▶ What is expected:
Your reply should hold every entry below exactly as written and none of the pictures.

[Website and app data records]

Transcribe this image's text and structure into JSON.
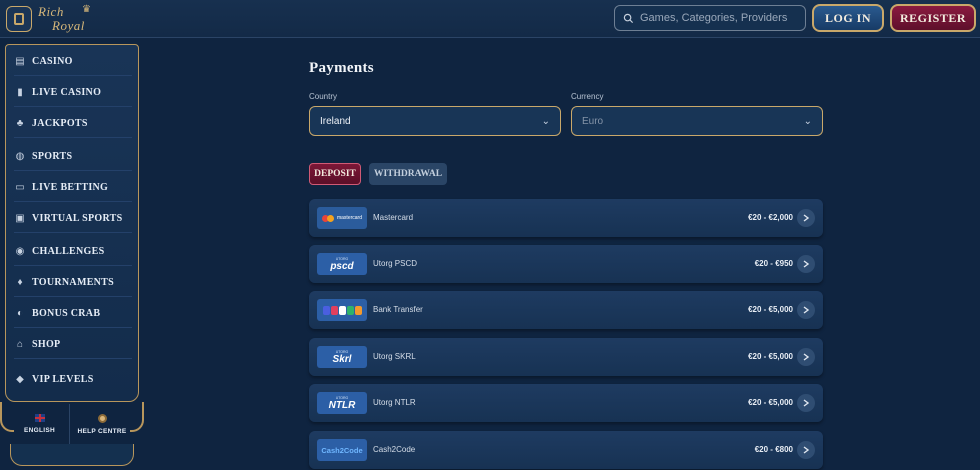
{
  "header": {
    "logo_line1": "Rich",
    "logo_line2": "Royal",
    "search_placeholder": "Games, Categories, Providers",
    "login_label": "LOG IN",
    "register_label": "REGISTER"
  },
  "sidebar": {
    "items": [
      {
        "label": "CASINO",
        "icon": "slot-icon"
      },
      {
        "label": "LIVE CASINO",
        "icon": "cards-icon"
      },
      {
        "label": "JACKPOTS",
        "icon": "clover-icon"
      },
      {
        "label": "SPORTS",
        "icon": "ball-icon"
      },
      {
        "label": "LIVE BETTING",
        "icon": "screen-icon"
      },
      {
        "label": "VIRTUAL SPORTS",
        "icon": "monitor-icon"
      },
      {
        "label": "CHALLENGES",
        "icon": "medal-icon"
      },
      {
        "label": "TOURNAMENTS",
        "icon": "trophy-icon"
      },
      {
        "label": "BONUS CRAB",
        "icon": "crab-icon"
      },
      {
        "label": "SHOP",
        "icon": "basket-icon"
      },
      {
        "label": "VIP LEVELS",
        "icon": "diamond-icon"
      }
    ],
    "language_label": "ENGLISH",
    "help_label": "HELP CENTRE"
  },
  "main": {
    "title": "Payments",
    "country_label": "Country",
    "country_value": "Ireland",
    "currency_label": "Currency",
    "currency_value": "Euro",
    "tab_deposit": "DEPOSIT",
    "tab_withdrawal": "WITHDRAWAL",
    "methods": [
      {
        "name": "Mastercard",
        "range": "€20 - €2,000",
        "logo": "mastercard"
      },
      {
        "name": "Utorg PSCD",
        "range": "€20 - €950",
        "logo_text": "pscd"
      },
      {
        "name": "Bank Transfer",
        "range": "€20 - €5,000",
        "logo": "bank"
      },
      {
        "name": "Utorg SKRL",
        "range": "€20 - €5,000",
        "logo_text": "Skrl"
      },
      {
        "name": "Utorg NTLR",
        "range": "€20 - €5,000",
        "logo_text": "NTLR"
      },
      {
        "name": "Cash2Code",
        "range": "€20 - €800",
        "logo_text": "Cash2Code"
      }
    ],
    "logo_small_text": {
      "mastercard": "mastercard",
      "utorg": "UTORG"
    }
  },
  "colors": {
    "background": "#0f2440",
    "gold": "#c9a86a",
    "register": "#8a1a40",
    "login": "#2a5a8f"
  }
}
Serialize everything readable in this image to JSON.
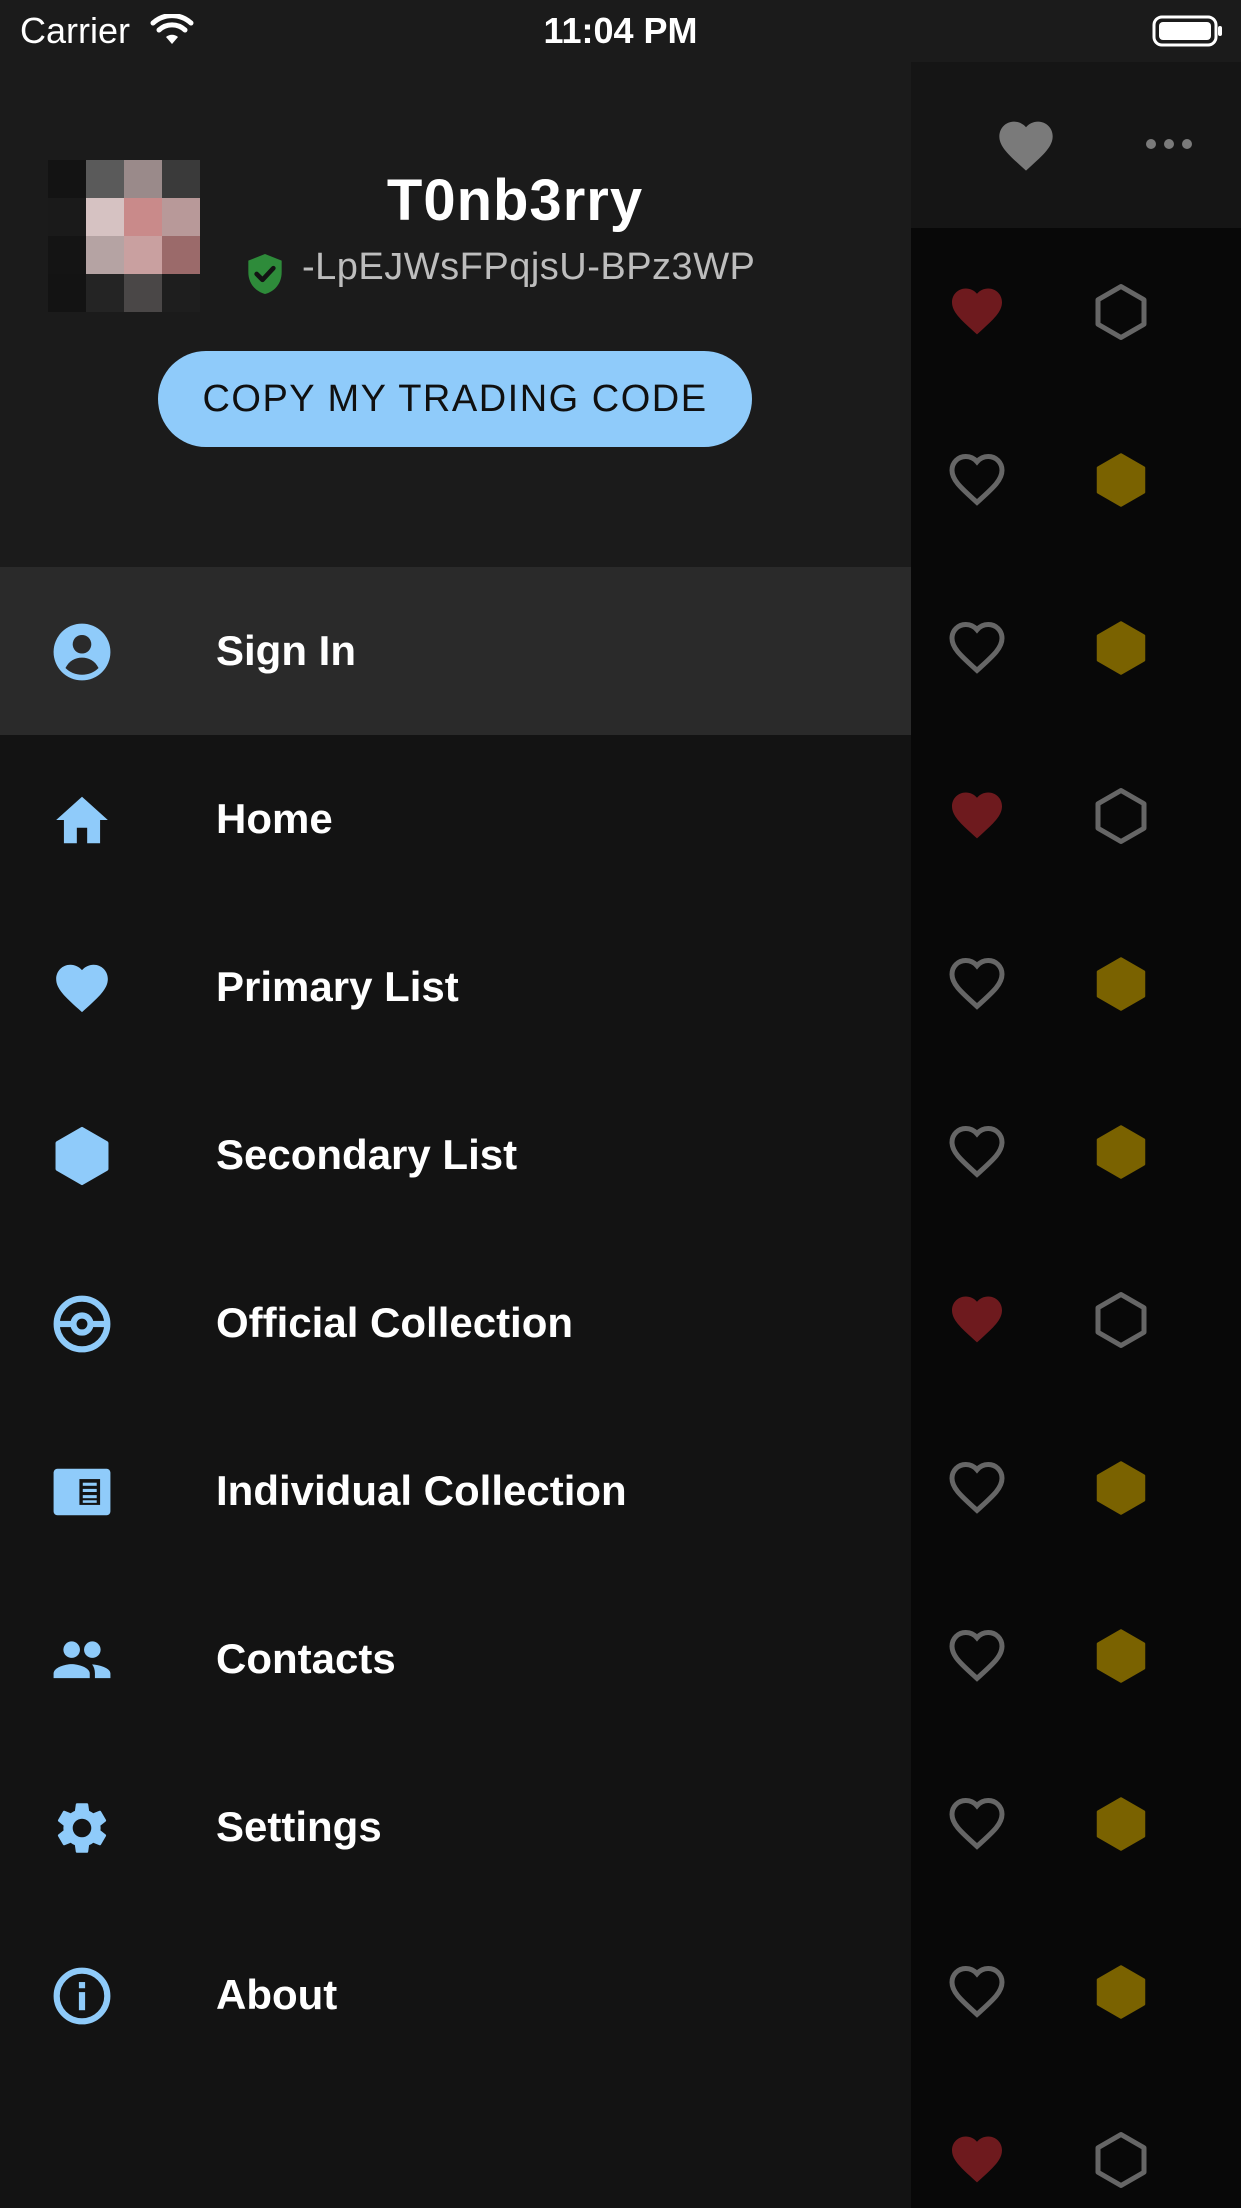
{
  "status_bar": {
    "carrier": "Carrier",
    "time": "11:04 PM"
  },
  "drawer": {
    "username": "T0nb3rry",
    "trading_code": "-LpEJWsFPqjsU-BPz3WP",
    "copy_button_label": "COPY MY TRADING CODE",
    "menu": [
      {
        "label": "Sign In",
        "icon": "account-circle-icon",
        "active": true
      },
      {
        "label": "Home",
        "icon": "home-icon"
      },
      {
        "label": "Primary List",
        "icon": "heart-icon"
      },
      {
        "label": "Secondary List",
        "icon": "hexagon-icon"
      },
      {
        "label": "Official Collection",
        "icon": "pokeball-icon"
      },
      {
        "label": "Individual Collection",
        "icon": "newspaper-icon"
      },
      {
        "label": "Contacts",
        "icon": "people-icon"
      },
      {
        "label": "Settings",
        "icon": "gear-icon"
      },
      {
        "label": "About",
        "icon": "info-icon"
      }
    ]
  },
  "background_list": {
    "header_icons": [
      "favorite-filter-icon",
      "more-horizontal-icon"
    ],
    "rows": [
      {
        "favorite": true,
        "secondary": false
      },
      {
        "favorite": false,
        "secondary": true
      },
      {
        "favorite": false,
        "secondary": true
      },
      {
        "favorite": true,
        "secondary": false
      },
      {
        "favorite": false,
        "secondary": true
      },
      {
        "favorite": false,
        "secondary": true
      },
      {
        "favorite": true,
        "secondary": false
      },
      {
        "favorite": false,
        "secondary": true
      },
      {
        "favorite": false,
        "secondary": true
      },
      {
        "favorite": false,
        "secondary": true
      },
      {
        "favorite": false,
        "secondary": true
      },
      {
        "favorite": true,
        "secondary": false
      }
    ]
  },
  "colors": {
    "accent": "#8fcbfa",
    "verified": "#2e8b3a",
    "favorite_dim": "#6e1a1e",
    "secondary_dim": "#7a6200",
    "outline_dim": "#666666"
  }
}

▶ Exercise output:
Transcribe this image's text and structure into JSON.
{
  "header": {
    "logo_line1": "Rich",
    "logo_line2": "Royal",
    "search_placeholder": "Games, Categories, Providers",
    "login_label": "LOG IN",
    "register_label": "REGISTER"
  },
  "sidebar": {
    "items": [
      {
        "label": "CASINO",
        "icon": "slot-icon"
      },
      {
        "label": "LIVE CASINO",
        "icon": "cards-icon"
      },
      {
        "label": "JACKPOTS",
        "icon": "clover-icon"
      },
      {
        "label": "SPORTS",
        "icon": "ball-icon"
      },
      {
        "label": "LIVE BETTING",
        "icon": "screen-icon"
      },
      {
        "label": "VIRTUAL SPORTS",
        "icon": "monitor-icon"
      },
      {
        "label": "CHALLENGES",
        "icon": "medal-icon"
      },
      {
        "label": "TOURNAMENTS",
        "icon": "trophy-icon"
      },
      {
        "label": "BONUS CRAB",
        "icon": "crab-icon"
      },
      {
        "label": "SHOP",
        "icon": "basket-icon"
      },
      {
        "label": "VIP LEVELS",
        "icon": "diamond-icon"
      }
    ],
    "language_label": "ENGLISH",
    "help_label": "HELP CENTRE"
  },
  "main": {
    "title": "Payments",
    "country_label": "Country",
    "country_value": "Ireland",
    "currency_label": "Currency",
    "currency_value": "Euro",
    "tab_deposit": "DEPOSIT",
    "tab_withdrawal": "WITHDRAWAL",
    "methods": [
      {
        "name": "Mastercard",
        "range": "€20 - €2,000",
        "logo": "mastercard"
      },
      {
        "name": "Utorg PSCD",
        "range": "€20 - €950",
        "logo_text": "pscd"
      },
      {
        "name": "Bank Transfer",
        "range": "€20 - €5,000",
        "logo": "bank"
      },
      {
        "name": "Utorg SKRL",
        "range": "€20 - €5,000",
        "logo_text": "Skrl"
      },
      {
        "name": "Utorg NTLR",
        "range": "€20 - €5,000",
        "logo_text": "NTLR"
      },
      {
        "name": "Cash2Code",
        "range": "€20 - €800",
        "logo_text": "Cash2Code"
      }
    ],
    "logo_small_text": {
      "mastercard": "mastercard",
      "utorg": "UTORG"
    }
  },
  "colors": {
    "background": "#0f2440",
    "gold": "#c9a86a",
    "register": "#8a1a40",
    "login": "#2a5a8f"
  }
}
Serialize everything readable in this image to JSON.
{
  "status_bar": {
    "carrier": "Carrier",
    "time": "11:04 PM"
  },
  "drawer": {
    "username": "T0nb3rry",
    "trading_code": "-LpEJWsFPqjsU-BPz3WP",
    "copy_button_label": "COPY MY TRADING CODE",
    "menu": [
      {
        "label": "Sign In",
        "icon": "account-circle-icon",
        "active": true
      },
      {
        "label": "Home",
        "icon": "home-icon"
      },
      {
        "label": "Primary List",
        "icon": "heart-icon"
      },
      {
        "label": "Secondary List",
        "icon": "hexagon-icon"
      },
      {
        "label": "Official Collection",
        "icon": "pokeball-icon"
      },
      {
        "label": "Individual Collection",
        "icon": "newspaper-icon"
      },
      {
        "label": "Contacts",
        "icon": "people-icon"
      },
      {
        "label": "Settings",
        "icon": "gear-icon"
      },
      {
        "label": "About",
        "icon": "info-icon"
      }
    ]
  },
  "background_list": {
    "header_icons": [
      "favorite-filter-icon",
      "more-horizontal-icon"
    ],
    "rows": [
      {
        "favorite": true,
        "secondary": false
      },
      {
        "favorite": false,
        "secondary": true
      },
      {
        "favorite": false,
        "secondary": true
      },
      {
        "favorite": true,
        "secondary": false
      },
      {
        "favorite": false,
        "secondary": true
      },
      {
        "favorite": false,
        "secondary": true
      },
      {
        "favorite": true,
        "secondary": false
      },
      {
        "favorite": false,
        "secondary": true
      },
      {
        "favorite": false,
        "secondary": true
      },
      {
        "favorite": false,
        "secondary": true
      },
      {
        "favorite": false,
        "secondary": true
      },
      {
        "favorite": true,
        "secondary": false
      }
    ]
  },
  "colors": {
    "accent": "#8fcbfa",
    "verified": "#2e8b3a",
    "favorite_dim": "#6e1a1e",
    "secondary_dim": "#7a6200",
    "outline_dim": "#666666"
  }
}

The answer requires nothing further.